The sun rises, the seasons change, the tides turn, Sebastien Loeb wins again on Rallye Deutschland, and all is well with the world. It seems that the most successful racing driver in history is fast becoming a force of nature.
Another day brings yet another triumph for Monsieur invincible. Sebastien Loeb and co-driver Daniel Elena made it five consecutive wins and stamped their authority yet again on the rest of the field in the 2012 WRC. In fact, the duo has utterly blown away all opposition this year, with their victory in Germany marking their seventh win out of nine rallies this season. Complete dominance, even by the flying Frenchman’s high standards.
Flying out of the traps early on, as he does so often, Loeb won the opening stage and never looked back, holding the lead until the very end in challenging weather conditions. The man may be a wizard at the wheel of his DS3, but nine was the magic number for the Citroën number one in Germany. He posted nine fastest times out of fifteen stages, earning him an unprecedented ninth win on an event that was only celebrating its tenth anniversary on the WRC calendar this year! No driver in history has ever held such an iron grip over one rally. Of course in Loeb’s eyes, that solitary 2011 defeat to fellow countryman Sebastien Ogier will be seen as a minor catastrophe. And remember that magic number; there is a fair chance that it could crop up again come the end of the season if the current eight times world champion has his way.
It is easy to get carried away by the unrelenting Loeb bandwagon but we must not forget those unfortunate enough to be caught in its wake. The unenviable task of reeling in Citroën’s hefty championship lead once again fell at the feet of Jari-Matti Latvala and his Ford colleague Petter Solberg. However, only Latvala was able to make any real inroads, guiding his Fiesta home in a distant second behind Loeb, whilst Solberg finished up outside the points in eleventh after crashing out from second on day two. Citroën number two Mikko Hirvonen benefited from other’s mistakes and was quite fortunate to land himself the final podium spot on the back of an uninspiring performance. The same treacherous stage that took Solberg’s scalp also put pay to the hopes of Mini’s Dani Sordo and Citroën junior driver Thierry Neuville, pushing them both well down the finishing order. Meanwhile, Mads Ostberg produced another unspectacular but steady display to take fourth place as he continues to earn his stripes at the top level.

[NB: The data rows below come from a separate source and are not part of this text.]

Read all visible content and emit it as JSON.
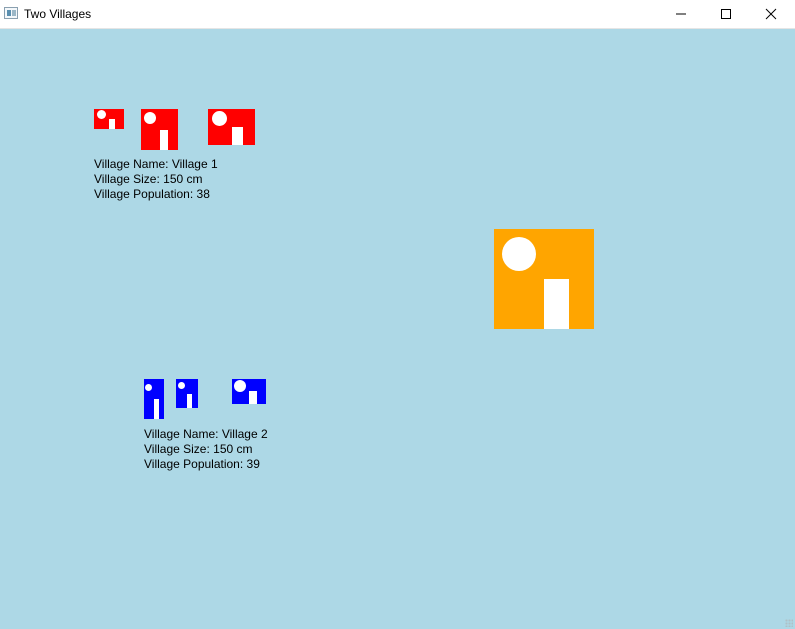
{
  "window": {
    "title": "Two Villages",
    "icon": "app-window-icon",
    "controls": {
      "minimize_glyph": "—",
      "maximize_glyph": "☐",
      "close_glyph": "✕"
    }
  },
  "colors": {
    "background": "#add8e6",
    "village1_houses": "#ff0000",
    "village2_houses": "#0000ff",
    "big_house": "#ffa500",
    "house_detail": "#ffffff"
  },
  "village1": {
    "name_line": "Village Name: Village 1",
    "size_line": "Village Size: 150 cm",
    "population_line": "Village Population: 38"
  },
  "village2": {
    "name_line": "Village Name: Village 2",
    "size_line": "Village Size: 150 cm",
    "population_line": "Village Population: 39"
  }
}
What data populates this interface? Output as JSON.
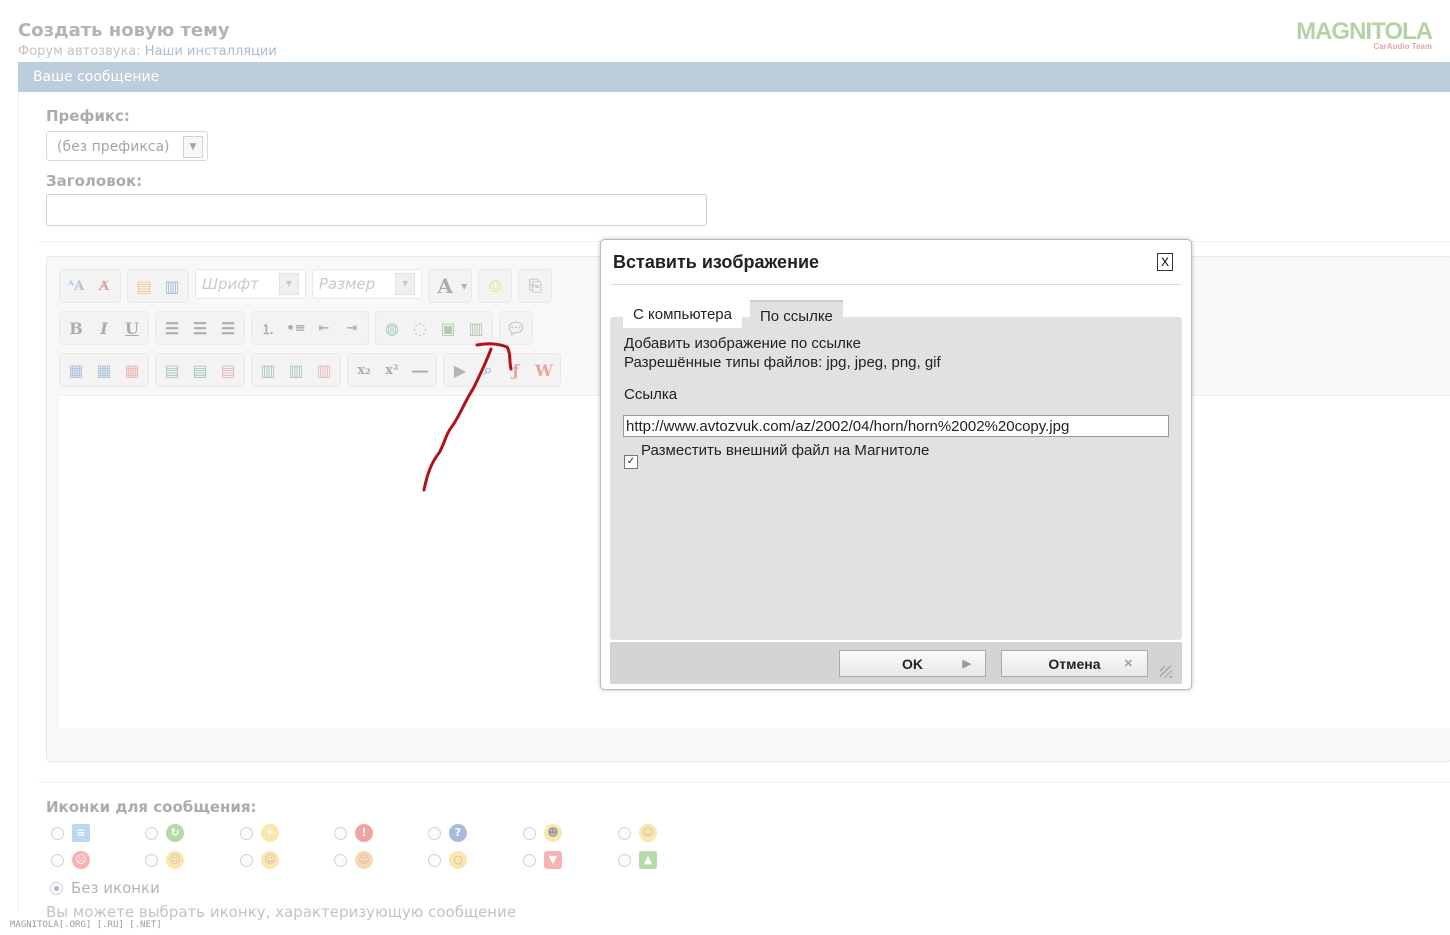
{
  "page": {
    "title": "Создать новую тему",
    "breadcrumb_prefix": "Форум автозвука:",
    "breadcrumb_link": "Наши инсталляции",
    "logo_text": "MAGNITOLA",
    "logo_sub": "CarAudio Team",
    "watermark": "MAGNITOLA[.ORG] [.RU] [.NET]"
  },
  "form": {
    "section_header": "Ваше сообщение",
    "prefix_label": "Префикс:",
    "prefix_value": "(без префикса)",
    "title_label": "Заголовок:",
    "title_value": ""
  },
  "toolbar": {
    "font_placeholder": "Шрифт",
    "size_placeholder": "Размер",
    "bold": "B",
    "italic": "I",
    "underline": "U",
    "text_color": "A",
    "subscript": "x₂",
    "superscript": "x²"
  },
  "message_icons": {
    "label": "Иконки для сообщения:",
    "no_icon_label": "Без иконки",
    "hint": "Вы можете выбрать иконку, характеризующую сообщение",
    "row1": [
      "page-icon",
      "refresh-icon",
      "lightbulb-icon",
      "exclamation-icon",
      "question-icon",
      "cool-smiley-icon",
      "smiley-icon"
    ],
    "row2": [
      "angry-icon",
      "sad-icon",
      "tongue-icon",
      "happy-icon",
      "surprised-icon",
      "thumbs-down-icon",
      "thumbs-up-icon"
    ],
    "selected": "none"
  },
  "dialog": {
    "title": "Вставить изображение",
    "close_label": "X",
    "tabs": [
      "С компьютера",
      "По ссылке"
    ],
    "active_tab": "По ссылке",
    "line1": "Добавить изображение по ссылке",
    "line2": "Разрешённые типы файлов: jpg, jpeg, png, gif",
    "url_label": "Ссылка",
    "url_value": "http://www.avtozvuk.com/az/2002/04/horn/horn%2002%20copy.jpg",
    "checkbox_label": "Разместить внешний файл на Магнитоле",
    "checkbox_checked": true,
    "ok_label": "OK",
    "cancel_label": "Отмена"
  },
  "colors": {
    "header_bar": "#6a8fb0",
    "link": "#3a6aa3",
    "annotation_arrow": "#b0121b"
  }
}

All of this may actually seem a little irrelevant right now, as a quick glance at the championship standings would suggest. Loeb bagged maximum points on the Power Stage to add to his already bulging total and now leads the pack by a hansom 54 points heading in to Wales Rally GB.
Critics argue that this kind of sheer domination, or the Loeb effect as it should be called, is paralyzing the sport. And they have a point. Since the heady days of titanic clashes between the likes of Subaru, Mitsubishi and Peugeot, WRC’s popularity here in the UK has undoubtedly slumped, and it is no surprise that this has coincided with the era of Loeb supremacy.
And what a shame that is, because one of the greatest ever achievements, not just in motor racing but in world sport, is going largely unnoticed.